I emerged from adolescence with this strange notion that the creation of art is somehow opposed to the principles of capitalism, and that the hallmark of a true artist was his capacity to embrace and suffer the injustices of poverty. This is stupid. In my mind, it suggests that artists should feel embarrassed or ashamed for wanting to make a living from their talents. Society asks them to sacrifice their wellbeing so it can consume the results of their struggle. And an essential part of the archetype is that this suffering somehow engenders better artistic results.

Suffering: Is it Good for Your Music?
Taken to an extreme, perhaps this is true. If Thom Yorke didn’t feel so alienated from society, we’d never have been given OK Computer. And if you had millions of dollars, a handful of butlers and your own private island, perhaps you’d become complacent and would stop looking for new sounds and song ideas. But generally, making good music is hard work, and typically, hard work is productive work when you aren’t starving and can afford clean clothes and a shower. And don’t return home exhausted every evening after your full-time “real” job, at which point you expect creative inspiration to strike. And in Thom Yorke’s case, it’s clear that his alienation is not a function of finances, otherwise his alienation vs. riches graph wouldn’t look like this:

Alienation and Riches graph

On the other hand, maybe the starving artist archetype emerged because the majority of artists will, by definition, always be mediocre, and who wants to give money to someone that sucks? Well, lots of people, in reality.

Get Paid, You Deserve It
Whatever your case is, I’m just saying that if people like your music, you should be paid for it. Which puts me in an awkward position, given that I have gifted myself music from time to time, via peer-to-peer networks.
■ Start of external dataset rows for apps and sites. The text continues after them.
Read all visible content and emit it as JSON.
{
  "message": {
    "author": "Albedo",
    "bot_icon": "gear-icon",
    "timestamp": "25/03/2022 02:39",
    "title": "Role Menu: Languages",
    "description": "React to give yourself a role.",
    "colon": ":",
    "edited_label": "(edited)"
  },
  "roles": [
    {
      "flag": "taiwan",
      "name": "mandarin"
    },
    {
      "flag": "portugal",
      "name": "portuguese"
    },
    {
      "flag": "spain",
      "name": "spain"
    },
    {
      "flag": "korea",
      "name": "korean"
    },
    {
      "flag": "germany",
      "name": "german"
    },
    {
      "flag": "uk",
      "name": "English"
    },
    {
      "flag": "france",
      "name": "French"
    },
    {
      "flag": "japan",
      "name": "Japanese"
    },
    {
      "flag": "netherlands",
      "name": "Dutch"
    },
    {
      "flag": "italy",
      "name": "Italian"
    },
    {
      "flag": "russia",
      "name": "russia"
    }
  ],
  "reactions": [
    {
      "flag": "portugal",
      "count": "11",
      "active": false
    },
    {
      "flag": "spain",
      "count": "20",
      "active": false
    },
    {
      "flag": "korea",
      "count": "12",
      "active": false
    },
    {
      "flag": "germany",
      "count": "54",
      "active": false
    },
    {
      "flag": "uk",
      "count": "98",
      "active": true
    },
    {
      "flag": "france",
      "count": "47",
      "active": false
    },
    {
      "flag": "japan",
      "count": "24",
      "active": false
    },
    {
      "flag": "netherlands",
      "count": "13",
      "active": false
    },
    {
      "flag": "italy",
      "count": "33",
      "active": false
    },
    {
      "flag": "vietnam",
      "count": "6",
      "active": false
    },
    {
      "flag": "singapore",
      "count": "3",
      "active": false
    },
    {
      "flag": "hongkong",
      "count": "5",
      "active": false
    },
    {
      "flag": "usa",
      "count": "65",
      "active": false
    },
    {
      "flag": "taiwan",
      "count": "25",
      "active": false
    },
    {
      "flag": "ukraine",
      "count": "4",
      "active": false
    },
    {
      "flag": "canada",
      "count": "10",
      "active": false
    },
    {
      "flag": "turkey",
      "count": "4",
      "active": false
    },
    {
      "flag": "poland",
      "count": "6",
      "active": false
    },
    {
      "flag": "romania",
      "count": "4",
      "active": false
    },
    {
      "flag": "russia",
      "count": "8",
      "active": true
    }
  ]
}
I foresee contradicting myself over and over as we proceed. Sometimes I’m impressed by how illogical the sum of my convictions is…

These things make for good debate, though…